Senators gave first-round approval to an amended version of LB 481, which would put $500,000 a year from the Health Care Cash Fund into a newly created Brain Injury Trust Fund. The new fund would be used to contract with outside sources that specialize in brain injury.
Sen. Mike McDonnell of Omaha said the need is critical in Nebraska. He said someone in the state suffers a brain injury every hour of every day, with potentially devastating consequences.
He faced opposition from Sen. Sara Howard of Omaha, chairwoman of the Health and Human Services Committee. She objected to taking money from the Health Care Cash Fund, citing a report from the state investment officer that said the fund is not sustainable with the amount of money being drawn from it every year.
But Sen. John Stinner of Gering, chairman of the Appropriations Committee, disagreed. He said the state has added to the fund almost every year, using the annual payments made under a national settlement with tobacco companies and the interest earned.
Medicaid expansion. State officials would have to notify the Legislature and hold a public hearing before pursuing certain types of health care reform under an amendment adopted by lawmakers Tuesday.
Sen. Sue Crawford of Bellevue offered the amendment to LB 468, introduced by Sen. Lynne Walz of Fremont. The amendment would apply to 1115 demonstration waivers, which state Medicaid officials plan to use to set up a two-tier system for Medicaid expansion. The system would have different benefits and more stringent requirements than traditional Medicaid.
The amendment also would apply if the State Department of Insurance seeks a 1332 innovation waiver under the Affordable Care Act. States can use such waivers to implement innovative ways to provide access to health care.
Donnybrook over taxes, business incentives. Lots of discussion, and strategizing, is underway for Wednesday’s pivotal debate over two of the top issues of the 2019 session: property tax relief and a replacement for the Advantage Act, the state’s top tax incentive package for growing businesses.
A major question is whether the ImagiNE Act, or Legislative Bill 720, has the necessary 33 votes of senators to head off a filibuster led mostly by rural lawmakers who have pledged to block it unless they get substantial property tax relief.
If you ask around the Capitol, there’s plenty of doubt about that.
With only a few days left in the 2019 session, Wednesday sets up as decision day on those two big issues.
Honestly, it’s an award winner. Nebraska’s edgy tourism motto created national buzz last year — and now has won a national award. The Nebraska Tourism Commission, along with Turner PR, recently won a Bronze Anvil award in the “word of mouth” category for its slogan, “Honestly, it’s not for everyone.”
Honestly, not everyone loved the motto, but it did create an amazing national discussion about Nebraska and whether its tourism possibilities weren’t for everyone.

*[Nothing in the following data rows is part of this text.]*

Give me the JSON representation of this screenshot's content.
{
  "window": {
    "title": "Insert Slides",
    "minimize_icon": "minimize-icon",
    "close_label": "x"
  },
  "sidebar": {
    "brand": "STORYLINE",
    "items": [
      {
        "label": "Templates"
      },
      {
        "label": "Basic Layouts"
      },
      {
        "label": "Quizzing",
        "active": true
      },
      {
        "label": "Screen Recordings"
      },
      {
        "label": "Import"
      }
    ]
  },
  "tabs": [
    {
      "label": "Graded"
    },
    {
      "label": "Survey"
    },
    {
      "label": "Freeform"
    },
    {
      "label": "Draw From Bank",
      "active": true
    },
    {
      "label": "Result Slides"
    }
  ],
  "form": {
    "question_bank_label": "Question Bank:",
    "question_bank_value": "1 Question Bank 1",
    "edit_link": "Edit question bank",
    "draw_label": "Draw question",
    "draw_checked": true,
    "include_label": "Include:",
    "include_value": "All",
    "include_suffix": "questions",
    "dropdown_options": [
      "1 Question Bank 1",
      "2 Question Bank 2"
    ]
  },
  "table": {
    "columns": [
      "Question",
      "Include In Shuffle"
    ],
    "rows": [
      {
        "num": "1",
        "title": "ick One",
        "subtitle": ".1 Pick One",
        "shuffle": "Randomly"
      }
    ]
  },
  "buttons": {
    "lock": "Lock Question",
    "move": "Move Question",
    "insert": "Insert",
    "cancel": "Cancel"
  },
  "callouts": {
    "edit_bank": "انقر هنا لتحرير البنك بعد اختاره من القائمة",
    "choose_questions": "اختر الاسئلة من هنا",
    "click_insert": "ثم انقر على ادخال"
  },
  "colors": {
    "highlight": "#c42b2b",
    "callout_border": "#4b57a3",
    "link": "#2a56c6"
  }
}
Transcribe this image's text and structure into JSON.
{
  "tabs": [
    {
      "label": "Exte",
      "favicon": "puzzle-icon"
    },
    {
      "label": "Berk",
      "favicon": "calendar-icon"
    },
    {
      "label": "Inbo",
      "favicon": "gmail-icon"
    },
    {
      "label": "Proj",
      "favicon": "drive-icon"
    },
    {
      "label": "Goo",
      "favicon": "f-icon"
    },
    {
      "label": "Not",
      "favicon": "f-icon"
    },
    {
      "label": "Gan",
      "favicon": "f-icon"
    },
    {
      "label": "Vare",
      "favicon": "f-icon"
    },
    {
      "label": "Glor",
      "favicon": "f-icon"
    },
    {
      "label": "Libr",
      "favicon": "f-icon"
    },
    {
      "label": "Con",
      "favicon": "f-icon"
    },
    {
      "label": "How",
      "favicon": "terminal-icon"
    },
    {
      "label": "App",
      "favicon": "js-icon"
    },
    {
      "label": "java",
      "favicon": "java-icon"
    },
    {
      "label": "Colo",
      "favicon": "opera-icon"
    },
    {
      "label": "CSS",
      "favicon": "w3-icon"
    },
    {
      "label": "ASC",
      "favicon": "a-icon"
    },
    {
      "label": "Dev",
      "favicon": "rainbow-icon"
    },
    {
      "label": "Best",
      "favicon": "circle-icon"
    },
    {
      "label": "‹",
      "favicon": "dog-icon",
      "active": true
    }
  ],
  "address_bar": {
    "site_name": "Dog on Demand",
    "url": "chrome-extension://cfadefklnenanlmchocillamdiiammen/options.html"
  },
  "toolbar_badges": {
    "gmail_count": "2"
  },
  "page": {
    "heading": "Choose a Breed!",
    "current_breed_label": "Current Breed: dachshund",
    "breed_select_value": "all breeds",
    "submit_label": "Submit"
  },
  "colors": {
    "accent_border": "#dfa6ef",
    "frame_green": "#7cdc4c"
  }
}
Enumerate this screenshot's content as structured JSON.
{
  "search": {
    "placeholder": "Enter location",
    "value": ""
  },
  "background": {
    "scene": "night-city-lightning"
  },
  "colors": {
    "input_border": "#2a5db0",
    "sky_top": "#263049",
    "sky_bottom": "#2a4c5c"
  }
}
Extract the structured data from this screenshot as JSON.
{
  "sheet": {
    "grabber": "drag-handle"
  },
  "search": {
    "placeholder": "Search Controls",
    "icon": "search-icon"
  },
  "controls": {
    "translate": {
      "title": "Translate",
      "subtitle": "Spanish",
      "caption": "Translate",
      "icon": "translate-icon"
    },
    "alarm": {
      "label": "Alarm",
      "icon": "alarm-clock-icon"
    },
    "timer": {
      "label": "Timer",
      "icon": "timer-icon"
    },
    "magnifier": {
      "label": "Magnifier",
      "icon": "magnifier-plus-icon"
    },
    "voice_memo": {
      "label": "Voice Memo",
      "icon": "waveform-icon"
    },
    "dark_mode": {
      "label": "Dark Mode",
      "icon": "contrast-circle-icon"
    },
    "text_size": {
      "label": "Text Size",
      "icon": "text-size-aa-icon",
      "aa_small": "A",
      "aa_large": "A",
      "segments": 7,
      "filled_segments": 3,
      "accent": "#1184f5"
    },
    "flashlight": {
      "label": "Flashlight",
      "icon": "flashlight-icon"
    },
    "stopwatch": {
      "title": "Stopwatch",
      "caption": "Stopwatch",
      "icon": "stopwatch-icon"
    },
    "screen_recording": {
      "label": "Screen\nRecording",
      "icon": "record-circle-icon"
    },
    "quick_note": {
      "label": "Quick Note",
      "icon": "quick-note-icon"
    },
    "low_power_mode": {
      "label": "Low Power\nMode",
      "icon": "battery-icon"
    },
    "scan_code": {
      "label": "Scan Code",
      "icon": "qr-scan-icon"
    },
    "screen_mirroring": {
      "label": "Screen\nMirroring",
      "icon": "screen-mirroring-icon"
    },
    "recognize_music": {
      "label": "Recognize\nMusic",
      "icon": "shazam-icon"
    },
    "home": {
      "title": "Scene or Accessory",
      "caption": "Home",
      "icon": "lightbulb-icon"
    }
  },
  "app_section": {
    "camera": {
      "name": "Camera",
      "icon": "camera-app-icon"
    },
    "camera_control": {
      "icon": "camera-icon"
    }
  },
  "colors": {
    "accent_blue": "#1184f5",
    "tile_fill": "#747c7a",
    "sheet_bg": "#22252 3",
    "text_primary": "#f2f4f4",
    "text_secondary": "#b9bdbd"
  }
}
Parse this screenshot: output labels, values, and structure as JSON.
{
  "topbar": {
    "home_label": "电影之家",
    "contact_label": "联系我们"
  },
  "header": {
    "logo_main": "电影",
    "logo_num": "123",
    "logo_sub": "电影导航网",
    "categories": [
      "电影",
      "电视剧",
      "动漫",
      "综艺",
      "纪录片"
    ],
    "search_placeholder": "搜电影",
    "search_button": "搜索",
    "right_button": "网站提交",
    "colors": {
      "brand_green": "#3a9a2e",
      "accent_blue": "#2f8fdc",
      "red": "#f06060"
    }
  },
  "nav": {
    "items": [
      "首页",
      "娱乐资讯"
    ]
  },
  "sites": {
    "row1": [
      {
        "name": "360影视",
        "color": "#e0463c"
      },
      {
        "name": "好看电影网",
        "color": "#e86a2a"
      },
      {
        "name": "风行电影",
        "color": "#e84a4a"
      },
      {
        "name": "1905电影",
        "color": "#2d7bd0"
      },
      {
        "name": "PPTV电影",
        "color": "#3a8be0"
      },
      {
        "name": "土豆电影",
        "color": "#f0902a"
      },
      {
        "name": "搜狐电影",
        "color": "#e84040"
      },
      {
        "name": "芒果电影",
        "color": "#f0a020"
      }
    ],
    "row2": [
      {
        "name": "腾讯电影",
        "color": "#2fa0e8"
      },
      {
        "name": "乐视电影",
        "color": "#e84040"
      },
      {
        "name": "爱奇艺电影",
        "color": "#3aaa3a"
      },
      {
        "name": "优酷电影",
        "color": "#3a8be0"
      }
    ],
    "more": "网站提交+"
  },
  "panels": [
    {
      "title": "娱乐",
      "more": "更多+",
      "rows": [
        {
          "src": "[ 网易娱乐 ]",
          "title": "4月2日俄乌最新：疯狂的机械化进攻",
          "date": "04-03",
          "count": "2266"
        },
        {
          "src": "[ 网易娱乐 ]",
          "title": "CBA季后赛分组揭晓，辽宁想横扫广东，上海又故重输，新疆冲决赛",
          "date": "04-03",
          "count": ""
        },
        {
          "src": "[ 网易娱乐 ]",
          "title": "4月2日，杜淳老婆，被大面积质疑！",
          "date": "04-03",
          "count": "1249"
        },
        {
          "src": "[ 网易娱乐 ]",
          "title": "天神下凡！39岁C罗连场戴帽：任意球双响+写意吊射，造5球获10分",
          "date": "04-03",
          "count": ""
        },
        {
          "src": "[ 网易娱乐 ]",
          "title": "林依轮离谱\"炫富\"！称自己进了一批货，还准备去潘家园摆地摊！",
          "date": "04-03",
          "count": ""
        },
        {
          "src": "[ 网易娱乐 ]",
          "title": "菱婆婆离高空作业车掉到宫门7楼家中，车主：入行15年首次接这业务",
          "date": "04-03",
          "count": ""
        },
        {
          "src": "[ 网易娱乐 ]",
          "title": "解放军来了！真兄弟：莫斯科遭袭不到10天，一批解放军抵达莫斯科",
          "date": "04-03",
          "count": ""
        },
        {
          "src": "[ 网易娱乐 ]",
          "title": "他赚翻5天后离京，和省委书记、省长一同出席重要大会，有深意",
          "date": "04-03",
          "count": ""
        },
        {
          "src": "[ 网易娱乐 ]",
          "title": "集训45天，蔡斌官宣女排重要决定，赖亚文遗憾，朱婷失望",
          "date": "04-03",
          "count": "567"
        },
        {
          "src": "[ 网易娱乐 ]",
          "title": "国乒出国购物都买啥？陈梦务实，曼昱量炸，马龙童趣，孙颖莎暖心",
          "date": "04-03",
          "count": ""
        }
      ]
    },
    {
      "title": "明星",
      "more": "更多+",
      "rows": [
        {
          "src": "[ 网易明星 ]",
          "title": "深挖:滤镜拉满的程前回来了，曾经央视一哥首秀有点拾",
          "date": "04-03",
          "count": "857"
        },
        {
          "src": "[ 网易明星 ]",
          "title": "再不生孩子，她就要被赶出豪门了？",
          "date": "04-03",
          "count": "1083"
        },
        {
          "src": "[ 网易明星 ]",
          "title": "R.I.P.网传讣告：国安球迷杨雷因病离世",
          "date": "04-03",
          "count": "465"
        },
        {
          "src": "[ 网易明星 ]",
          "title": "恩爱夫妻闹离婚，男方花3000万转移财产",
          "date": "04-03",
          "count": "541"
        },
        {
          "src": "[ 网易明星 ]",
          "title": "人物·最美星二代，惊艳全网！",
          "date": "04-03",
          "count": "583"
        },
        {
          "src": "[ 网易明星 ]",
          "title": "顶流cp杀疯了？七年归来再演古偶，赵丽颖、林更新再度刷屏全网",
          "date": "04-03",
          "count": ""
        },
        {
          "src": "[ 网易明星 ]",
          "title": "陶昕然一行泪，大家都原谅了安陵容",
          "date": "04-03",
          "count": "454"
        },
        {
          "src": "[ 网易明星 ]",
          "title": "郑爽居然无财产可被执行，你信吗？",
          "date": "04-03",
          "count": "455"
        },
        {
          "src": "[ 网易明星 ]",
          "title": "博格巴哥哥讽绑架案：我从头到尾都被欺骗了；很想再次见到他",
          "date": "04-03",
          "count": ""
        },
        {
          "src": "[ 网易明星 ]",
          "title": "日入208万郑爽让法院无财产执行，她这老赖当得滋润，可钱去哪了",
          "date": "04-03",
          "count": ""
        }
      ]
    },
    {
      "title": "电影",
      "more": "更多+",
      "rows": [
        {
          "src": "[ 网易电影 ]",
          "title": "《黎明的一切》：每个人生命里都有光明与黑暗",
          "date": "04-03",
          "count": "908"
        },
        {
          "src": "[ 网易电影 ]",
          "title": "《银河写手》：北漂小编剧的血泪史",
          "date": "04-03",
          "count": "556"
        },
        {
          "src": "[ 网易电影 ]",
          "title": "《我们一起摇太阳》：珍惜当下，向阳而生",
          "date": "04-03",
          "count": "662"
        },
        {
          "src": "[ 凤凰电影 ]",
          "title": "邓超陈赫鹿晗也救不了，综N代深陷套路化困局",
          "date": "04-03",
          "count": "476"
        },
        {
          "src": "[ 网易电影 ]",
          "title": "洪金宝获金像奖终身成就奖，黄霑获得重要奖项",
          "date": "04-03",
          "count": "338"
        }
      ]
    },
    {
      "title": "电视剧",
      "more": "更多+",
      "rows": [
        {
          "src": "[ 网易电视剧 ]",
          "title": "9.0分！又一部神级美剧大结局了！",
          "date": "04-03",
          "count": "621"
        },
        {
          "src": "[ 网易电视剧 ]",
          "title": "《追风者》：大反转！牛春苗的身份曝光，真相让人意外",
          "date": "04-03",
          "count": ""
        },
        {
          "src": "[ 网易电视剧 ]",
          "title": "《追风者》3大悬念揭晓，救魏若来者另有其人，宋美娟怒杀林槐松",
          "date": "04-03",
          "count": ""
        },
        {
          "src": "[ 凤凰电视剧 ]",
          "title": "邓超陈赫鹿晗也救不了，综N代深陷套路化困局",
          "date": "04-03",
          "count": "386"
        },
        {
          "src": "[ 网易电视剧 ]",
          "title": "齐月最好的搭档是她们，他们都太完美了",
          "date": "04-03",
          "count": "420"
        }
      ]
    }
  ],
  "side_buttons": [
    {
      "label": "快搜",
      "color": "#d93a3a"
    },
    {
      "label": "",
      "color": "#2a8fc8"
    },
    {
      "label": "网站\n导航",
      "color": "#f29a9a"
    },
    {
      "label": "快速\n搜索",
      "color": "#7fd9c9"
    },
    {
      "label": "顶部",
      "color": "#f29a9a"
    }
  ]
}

The Bronze Anvil Awards are given by the Public Relations Society of America.
Meet the Nebraska state senators
Here are the 49 state senators of Nebraska's 106th Legislature. You can click here to find your state senator.